Additionally, the labeling for the generic copy must match the labeling for the approved brand name animal drug. The labeling may differ only in items that are specific to the generic drug, such as trade name, logo, company name, and address.

In 2008, the Animal Generic Drug User Fee Act (AGDUFA) established a 'user fee' system similar to the system for brand name animal drugs. AGDUFA authorizes CVM to collect fees from drug sponsors to support the Center's review of generic animal drugs.

*Requirements of the ANADA Form:

To gain the approval of a proposed generic new animal drug, the ANADA must include identification of the Reference-listed New Animal Drug Product (RLNAD) and information for satisfying the following technical sections:

Bioequivalence - In August 2017, the FDA officially deployed the eSubmitter Blood Level Bioequivalence Study Protocol QbR Template. This template has been designed to increase the transparency and efficiency of the blood level bioequivalence study protocol review process as part of the generic animal drug approval process. If you have questions regarding the eSubmitter Blood Level Bioequivalence Study Protocol QbR Template or would like to obtain a written copy of the template, you may
contact: CVM.DGAD.QBR@fda.hhs.gov.

  • Patent Certification and Marketing Exclusivity 
  • Chemistry and Manufacturing Controls
  • Environmental Impact
  • Labeling 
  • Human Food Safety (only applicable when the drug is intended for use in a food-producing animal)

There are two pathways to submit the technical sections for supporting approval of a generic new animal drug. The ANADA form may be submitted as a complete application and reviewed (See 21 CFR 514.1 for more details). The form must be submitted electronically through the eSubmitter portal. 

*Fee for the ANADA Form:

User Fee Type FY 2021
Application Fees – Original $513,423
Application Fee Described in Section 512(d)(4) $256,712
Product Fee $17,235
Sponsor Fees:
50% $100,843
75% $151,265
100% $201,687

*Mode of Filing:

Online

*Kindly Note - Not all Kinds of Animal Drugs Need Approval
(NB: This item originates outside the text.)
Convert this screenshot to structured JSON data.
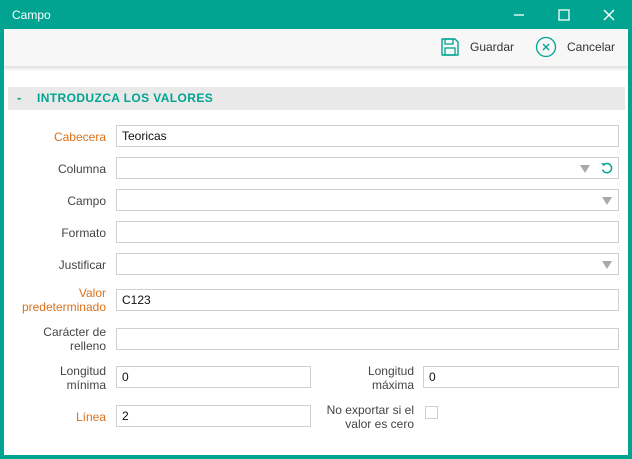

Besides approved animal drugs, there are two other categories of legally marketed animal drugs that can be used in animals, depending on the situation. These two categories are as follows:

  • 1. Conditionally Approved Animal Drugs: These are available only for some animal drugs for use in a minor species or a major species under special circumstances.
  • 2. Indexed Animal Drugs: These are available only for drugs for certain minor species.

IP Fee Calculator

IP Fee Calculator

Wiki IP - (Intellectual Property Laws in Different Countries)


Latest News